Exercise brief ▸ Please reproduce the whole listing without altering anything.

Source material ▸
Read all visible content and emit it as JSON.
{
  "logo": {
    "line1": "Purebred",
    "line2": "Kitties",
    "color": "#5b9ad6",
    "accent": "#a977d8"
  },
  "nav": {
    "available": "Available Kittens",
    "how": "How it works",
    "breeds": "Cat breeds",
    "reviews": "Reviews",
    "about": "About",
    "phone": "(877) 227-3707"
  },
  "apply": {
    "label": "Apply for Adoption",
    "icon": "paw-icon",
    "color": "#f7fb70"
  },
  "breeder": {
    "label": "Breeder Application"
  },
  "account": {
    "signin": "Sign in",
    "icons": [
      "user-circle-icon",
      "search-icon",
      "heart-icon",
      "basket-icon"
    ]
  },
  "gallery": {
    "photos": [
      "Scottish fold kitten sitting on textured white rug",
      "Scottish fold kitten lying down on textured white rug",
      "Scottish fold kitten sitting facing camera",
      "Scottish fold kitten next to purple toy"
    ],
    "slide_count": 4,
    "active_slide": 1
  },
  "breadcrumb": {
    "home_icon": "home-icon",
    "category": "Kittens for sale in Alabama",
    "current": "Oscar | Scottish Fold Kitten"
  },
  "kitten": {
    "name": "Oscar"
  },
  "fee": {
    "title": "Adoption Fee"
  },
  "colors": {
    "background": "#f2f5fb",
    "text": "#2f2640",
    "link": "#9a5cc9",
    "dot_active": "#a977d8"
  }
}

Answer to the exercise ▸
Read all visible content and emit it as JSON.
{
  "logo": {
    "line1": "Purebred",
    "line2": "Kitties",
    "color": "#5b9ad6",
    "accent": "#a977d8"
  },
  "nav": {
    "available": "Available Kittens",
    "how": "How it works",
    "breeds": "Cat breeds",
    "reviews": "Reviews",
    "about": "About",
    "phone": "(877) 227-3707"
  },
  "apply": {
    "label": "Apply for Adoption",
    "icon": "paw-icon",
    "color": "#f7fb70"
  },
  "breeder": {
    "label": "Breeder Application"
  },
  "account": {
    "signin": "Sign in",
    "icons": [
      "user-circle-icon",
      "search-icon",
      "heart-icon",
      "basket-icon"
    ]
  },
  "gallery": {
    "photos": [
      "Scottish fold kitten sitting on textured white rug",
      "Scottish fold kitten lying down on textured white rug",
      "Scottish fold kitten sitting facing camera",
      "Scottish fold kitten next to purple toy"
    ],
    "slide_count": 4,
    "active_slide": 1
  },
  "breadcrumb": {
    "home_icon": "home-icon",
    "category": "Kittens for sale in Alabama",
    "current": "Oscar | Scottish Fold Kitten"
  },
  "kitten": {
    "name": "Oscar"
  },
  "fee": {
    "title": "Adoption Fee"
  },
  "colors": {
    "background": "#f2f5fb",
    "text": "#2f2640",
    "link": "#9a5cc9",
    "dot_active": "#a977d8"
  }
}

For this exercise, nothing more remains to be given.